WORK REQUEST - Please output every entry below exactly as written, leaving out any pictures.

***** DATA FOR PROCESSING *****

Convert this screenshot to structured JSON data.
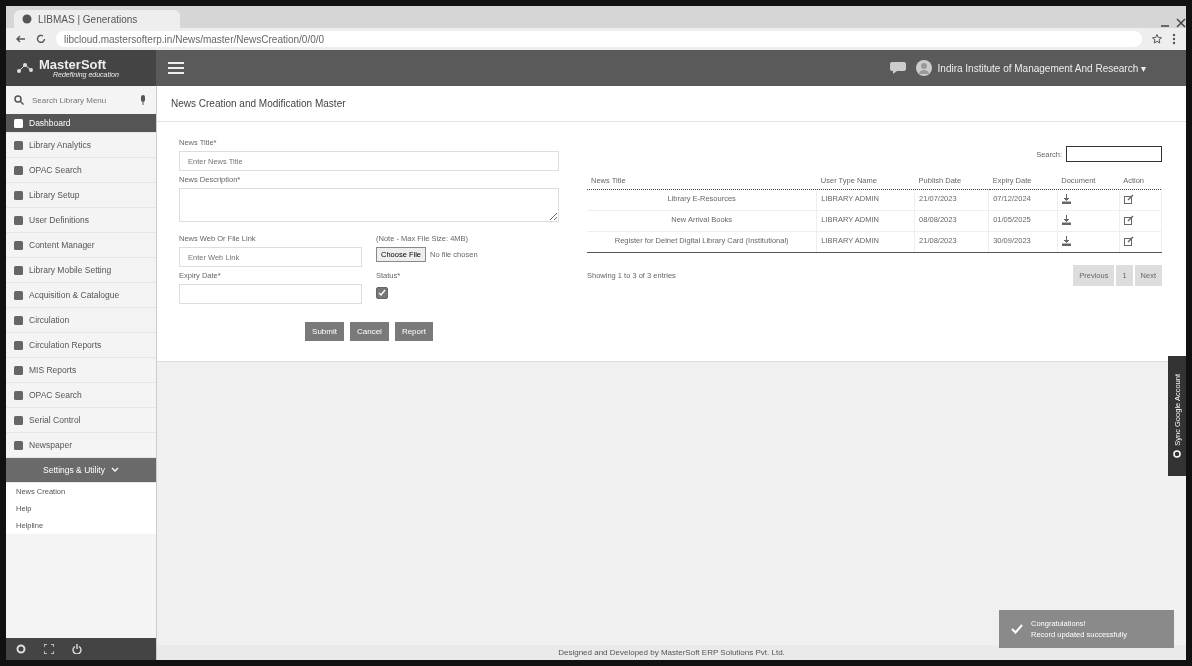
{
  "browser": {
    "tab_title": "LIBMAS | Generations",
    "url": "libcloud.mastersofterp.in/News/master/NewsCreation/0/0/0"
  },
  "header": {
    "logo": "MasterSoft",
    "tagline": "Redefining education",
    "user": "Indira Institute of Management And Research ▾"
  },
  "sidebar": {
    "search_placeholder": "Search Library Menu",
    "items": [
      {
        "label": "Dashboard",
        "selected": true,
        "expanded": false
      },
      {
        "label": "Library Analytics",
        "selected": false,
        "expanded": false
      },
      {
        "label": "OPAC Search",
        "selected": false,
        "expanded": false
      },
      {
        "label": "Library Setup",
        "selected": false,
        "expanded": false
      },
      {
        "label": "User Definitions",
        "selected": false,
        "expanded": false
      },
      {
        "label": "Content Manager",
        "selected": false,
        "expanded": false
      },
      {
        "label": "Library Mobile Setting",
        "selected": false,
        "expanded": false
      },
      {
        "label": "Acquisition & Catalogue",
        "selected": false,
        "expanded": false
      },
      {
        "label": "Circulation",
        "selected": false,
        "expanded": false
      },
      {
        "label": "Circulation Reports",
        "selected": false,
        "expanded": false
      },
      {
        "label": "MIS Reports",
        "selected": false,
        "expanded": false
      },
      {
        "label": "OPAC Search",
        "selected": false,
        "expanded": false
      },
      {
        "label": "Serial Control",
        "selected": false,
        "expanded": false
      },
      {
        "label": "Newspaper",
        "selected": false,
        "expanded": false
      },
      {
        "label": "Settings & Utility",
        "selected": false,
        "expanded": true,
        "children": [
          {
            "label": "News Creation"
          },
          {
            "label": "Help"
          },
          {
            "label": "Helpline"
          }
        ]
      }
    ]
  },
  "breadcrumb": "News Creation and Modification Master",
  "form": {
    "title_label": "News Title*",
    "title_placeholder": "Enter News Title",
    "description_label": "News Description*",
    "link_label": "News Web Or File Link",
    "link_placeholder": "Enter Web Link",
    "file_note": "(Note - Max File Size: 4MB)",
    "file_button": "Choose File",
    "file_status": "No file chosen",
    "expiry_label": "Expiry Date*",
    "status_label": "Status*",
    "status_checked": true,
    "buttons": [
      "Submit",
      "Cancel",
      "Report"
    ]
  },
  "table": {
    "search_label": "Search:",
    "columns": [
      "News Title",
      "User Type Name",
      "Publish Date",
      "Expiry Date",
      "Document",
      "Action"
    ],
    "rows": [
      {
        "title": "Library E-Resources",
        "user_type": "LIBRARY ADMIN",
        "publish": "21/07/2023",
        "expiry": "07/12/2024"
      },
      {
        "title": "New Arrival Books",
        "user_type": "LIBRARY ADMIN",
        "publish": "08/08/2023",
        "expiry": "01/05/2025"
      },
      {
        "title": "Register for Delnet Digital Library Card (Institutional)",
        "user_type": "LIBRARY ADMIN",
        "publish": "21/08/2023",
        "expiry": "30/09/2023"
      }
    ],
    "info": "Showing 1 to 3 of 3 entries",
    "pages": [
      "Previous",
      "1",
      "Next"
    ]
  },
  "side_tab": "Sync Google Account",
  "footer": "Designed and Developed by MasterSoft ERP Solutions Pvt. Ltd.",
  "toast": {
    "title": "Congratulations!",
    "message": "Record updated successfully"
  }
}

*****

WRITTEN SOLUTION -
Convert this screenshot to structured JSON data.
{
  "browser": {
    "tab_title": "LIBMAS | Generations",
    "url": "libcloud.mastersofterp.in/News/master/NewsCreation/0/0/0"
  },
  "header": {
    "logo": "MasterSoft",
    "tagline": "Redefining education",
    "user": "Indira Institute of Management And Research ▾"
  },
  "sidebar": {
    "search_placeholder": "Search Library Menu",
    "items": [
      {
        "label": "Dashboard",
        "selected": true,
        "expanded": false
      },
      {
        "label": "Library Analytics",
        "selected": false,
        "expanded": false
      },
      {
        "label": "OPAC Search",
        "selected": false,
        "expanded": false
      },
      {
        "label": "Library Setup",
        "selected": false,
        "expanded": false
      },
      {
        "label": "User Definitions",
        "selected": false,
        "expanded": false
      },
      {
        "label": "Content Manager",
        "selected": false,
        "expanded": false
      },
      {
        "label": "Library Mobile Setting",
        "selected": false,
        "expanded": false
      },
      {
        "label": "Acquisition & Catalogue",
        "selected": false,
        "expanded": false
      },
      {
        "label": "Circulation",
        "selected": false,
        "expanded": false
      },
      {
        "label": "Circulation Reports",
        "selected": false,
        "expanded": false
      },
      {
        "label": "MIS Reports",
        "selected": false,
        "expanded": false
      },
      {
        "label": "OPAC Search",
        "selected": false,
        "expanded": false
      },
      {
        "label": "Serial Control",
        "selected": false,
        "expanded": false
      },
      {
        "label": "Newspaper",
        "selected": false,
        "expanded": false
      },
      {
        "label": "Settings & Utility",
        "selected": false,
        "expanded": true,
        "children": [
          {
            "label": "News Creation"
          },
          {
            "label": "Help"
          },
          {
            "label": "Helpline"
          }
        ]
      }
    ]
  },
  "breadcrumb": "News Creation and Modification Master",
  "form": {
    "title_label": "News Title*",
    "title_placeholder": "Enter News Title",
    "description_label": "News Description*",
    "link_label": "News Web Or File Link",
    "link_placeholder": "Enter Web Link",
    "file_note": "(Note - Max File Size: 4MB)",
    "file_button": "Choose File",
    "file_status": "No file chosen",
    "expiry_label": "Expiry Date*",
    "status_label": "Status*",
    "status_checked": true,
    "buttons": [
      "Submit",
      "Cancel",
      "Report"
    ]
  },
  "table": {
    "search_label": "Search:",
    "columns": [
      "News Title",
      "User Type Name",
      "Publish Date",
      "Expiry Date",
      "Document",
      "Action"
    ],
    "rows": [
      {
        "title": "Library E-Resources",
        "user_type": "LIBRARY ADMIN",
        "publish": "21/07/2023",
        "expiry": "07/12/2024"
      },
      {
        "title": "New Arrival Books",
        "user_type": "LIBRARY ADMIN",
        "publish": "08/08/2023",
        "expiry": "01/05/2025"
      },
      {
        "title": "Register for Delnet Digital Library Card (Institutional)",
        "user_type": "LIBRARY ADMIN",
        "publish": "21/08/2023",
        "expiry": "30/09/2023"
      }
    ],
    "info": "Showing 1 to 3 of 3 entries",
    "pages": [
      "Previous",
      "1",
      "Next"
    ]
  },
  "side_tab": "Sync Google Account",
  "footer": "Designed and Developed by MasterSoft ERP Solutions Pvt. Ltd.",
  "toast": {
    "title": "Congratulations!",
    "message": "Record updated successfully"
  }
}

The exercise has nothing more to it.